SAN FRANCISCO (Reuters) - An outcry over questionable foreclosures by GMAC Mortgage and other lenders is likely to hit some states more than others because of major differences in real estate law across the nation.
But ramifications for federal taxpayers and investors will depend on the costs of clearing up the problem, the latest fallout from the bursting of the U.S. real estate bubble.
GMAC Mortgage announced last week that it had suspended evictions and post-foreclosure closings in 23 states due to concerns over paperwork. In order for a lender to foreclose on a property, it must prove that it actually checked the borrower’s loan agreements, and that the homeowner defaulted.
But the unit of Ally Financial, which is 56.3 percent owned by the U.S. government after a $17 billion bailout, said employees preparing foreclosures had submitted affidavits to judges containing information they did not personally verify.
“It’s a real mess,” said Justice Arthur Schack, a jurist on foreclosure issues who sits on the New York State Supreme Court in Brooklyn.
GMAC’s announcement has raised doubts about whether some people lost their homes without good reason. Attorneys general in several states, including California, Colorado, Illinois and Ohio, are investigating.
“The law demands that lenders prove their case in foreclosure actions,” Illinois Attorney General Lisa Madigan said last week.
But Ally characterizes the problem as merely technical, arguing that the underlying facts in each foreclosure are accurate.
“We are confident that the processing errors did not result in any inappropriate foreclosures,” it said in a statement last week.
GMAC landed in its predicament after one of its employees testified in a December 2009 deposition that he signed off on tens of thousands of affidavits containing information he did not verify.
The company said it has “substantially increased” the number of employees to verify documents, provided additional training, and suspended evictions out of an “abundance of caution.”
Ally isn’t the only firm under the microscope.
JPMorgan Chase & Co is delaying its current foreclosure proceedings and has begun to systematically re-examine related documents after discovering that some employees may have signed affidavits in some cases without personally reviewing the files.
Lawyers in Florida are questioning JPMorgan’s practices after discovering one of its executives did not check the details of its claims against a homeowner.
The executive said she had been part of an eight-person team that signs 18,000 documents a month.

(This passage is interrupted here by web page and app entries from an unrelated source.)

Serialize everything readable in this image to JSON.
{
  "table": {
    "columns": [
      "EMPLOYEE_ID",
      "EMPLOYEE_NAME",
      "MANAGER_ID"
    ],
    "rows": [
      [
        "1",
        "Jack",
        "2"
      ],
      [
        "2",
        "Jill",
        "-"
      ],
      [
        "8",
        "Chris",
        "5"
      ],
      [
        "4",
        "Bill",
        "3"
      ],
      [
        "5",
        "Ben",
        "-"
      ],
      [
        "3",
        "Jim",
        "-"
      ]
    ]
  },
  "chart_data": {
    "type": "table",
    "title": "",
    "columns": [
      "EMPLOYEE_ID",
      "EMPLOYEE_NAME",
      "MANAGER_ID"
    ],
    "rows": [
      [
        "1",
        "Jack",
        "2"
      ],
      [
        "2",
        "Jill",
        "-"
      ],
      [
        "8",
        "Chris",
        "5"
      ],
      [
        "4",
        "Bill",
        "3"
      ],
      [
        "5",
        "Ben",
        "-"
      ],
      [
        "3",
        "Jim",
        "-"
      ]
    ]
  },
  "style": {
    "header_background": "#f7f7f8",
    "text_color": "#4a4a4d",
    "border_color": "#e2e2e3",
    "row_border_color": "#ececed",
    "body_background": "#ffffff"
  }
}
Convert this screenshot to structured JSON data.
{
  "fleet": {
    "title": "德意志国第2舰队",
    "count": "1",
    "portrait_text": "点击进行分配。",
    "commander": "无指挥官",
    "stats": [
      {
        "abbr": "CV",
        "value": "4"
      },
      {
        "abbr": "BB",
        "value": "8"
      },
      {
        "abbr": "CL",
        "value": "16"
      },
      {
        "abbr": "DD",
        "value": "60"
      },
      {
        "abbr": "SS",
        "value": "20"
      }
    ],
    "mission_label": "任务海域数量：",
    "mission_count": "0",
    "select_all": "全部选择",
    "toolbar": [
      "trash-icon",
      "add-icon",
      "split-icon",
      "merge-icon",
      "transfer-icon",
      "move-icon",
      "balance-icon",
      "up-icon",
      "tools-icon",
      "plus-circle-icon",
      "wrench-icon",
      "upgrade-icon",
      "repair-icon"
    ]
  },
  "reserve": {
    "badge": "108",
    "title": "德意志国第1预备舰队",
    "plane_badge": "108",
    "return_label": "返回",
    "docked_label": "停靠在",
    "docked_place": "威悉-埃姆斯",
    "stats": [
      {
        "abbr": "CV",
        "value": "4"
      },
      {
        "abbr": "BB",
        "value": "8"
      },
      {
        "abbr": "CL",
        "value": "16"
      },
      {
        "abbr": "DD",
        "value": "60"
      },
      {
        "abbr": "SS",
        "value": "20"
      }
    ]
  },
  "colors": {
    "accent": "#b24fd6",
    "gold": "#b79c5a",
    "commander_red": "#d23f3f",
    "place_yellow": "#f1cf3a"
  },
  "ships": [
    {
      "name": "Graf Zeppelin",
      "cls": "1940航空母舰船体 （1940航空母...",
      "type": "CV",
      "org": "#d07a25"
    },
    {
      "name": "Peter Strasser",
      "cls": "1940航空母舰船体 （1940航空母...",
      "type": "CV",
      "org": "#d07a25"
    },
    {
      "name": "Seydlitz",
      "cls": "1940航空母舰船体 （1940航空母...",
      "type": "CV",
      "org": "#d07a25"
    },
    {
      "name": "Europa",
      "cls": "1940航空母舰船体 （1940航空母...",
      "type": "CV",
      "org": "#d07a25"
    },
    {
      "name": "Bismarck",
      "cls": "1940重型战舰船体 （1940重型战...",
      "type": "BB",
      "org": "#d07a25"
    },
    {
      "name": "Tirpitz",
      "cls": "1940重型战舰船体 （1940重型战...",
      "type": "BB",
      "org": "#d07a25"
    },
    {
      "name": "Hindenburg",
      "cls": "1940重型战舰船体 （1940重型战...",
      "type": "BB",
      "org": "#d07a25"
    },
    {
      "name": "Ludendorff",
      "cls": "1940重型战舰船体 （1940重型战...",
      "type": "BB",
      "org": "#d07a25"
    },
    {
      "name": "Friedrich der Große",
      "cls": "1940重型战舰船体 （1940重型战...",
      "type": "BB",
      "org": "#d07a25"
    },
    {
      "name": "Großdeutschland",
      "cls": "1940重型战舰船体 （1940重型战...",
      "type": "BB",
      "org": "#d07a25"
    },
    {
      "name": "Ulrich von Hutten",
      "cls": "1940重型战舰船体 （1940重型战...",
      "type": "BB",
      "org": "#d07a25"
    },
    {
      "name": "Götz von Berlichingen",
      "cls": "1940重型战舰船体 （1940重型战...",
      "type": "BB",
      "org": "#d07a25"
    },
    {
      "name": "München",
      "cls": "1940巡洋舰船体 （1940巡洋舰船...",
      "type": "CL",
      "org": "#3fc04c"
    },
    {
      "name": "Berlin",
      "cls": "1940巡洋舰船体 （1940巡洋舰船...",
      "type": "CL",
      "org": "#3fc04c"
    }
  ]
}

Paul Miller, an analyst at FBR Capital Markets, said he didn’t think the foreclosure problems were material enough to impact the timing of any initial public offering that Ally has said it was considering.
Ally spokeswoman Gina Proia said the company does not anticipate a “significant adverse affect” related to the document issues.
But last week Moody’s said it may cut some GMAC ratings because case resolutions could take longer than expected, which could mean higher costs for borrowing by Ally.
And Miller said he expects more damaging disclosures across the industry.
“This will have big time legal ramifications throughout the foreclosure market,” he said.
Judges across the country have been skeptical about homeowner challenges based on arguments that loans were improperly securitized, said O. Max Gardner III, a bankruptcy lawyer in North Carolina.
But evidence of false affidavits might hit closer to home for judges, Gardner said.
“When you’re talking about somebody submitting just a false document to the court, knowing it was false, that is something that any judge can understand,” Gardner said.
However, states regulate foreclosures in very different ways.
In some, like New York, judges sign off on foreclosure orders. That gives homeowners an automatic courtroom session to air any complaints, making it easier for document problems to gum up foreclosure proceedings.
But other states hard hit by the housing market collapse, such as California, require homeowners to initiate their own separate legal proceeding to raise problems with their documents, an extra hoop which could dampen the impact of problems.
“In California this has been a huge uphill fight,” said Walter Hackett, an attorney who represents homeowners in the Golden State.
Editing by Peter Henderson and Richard Chang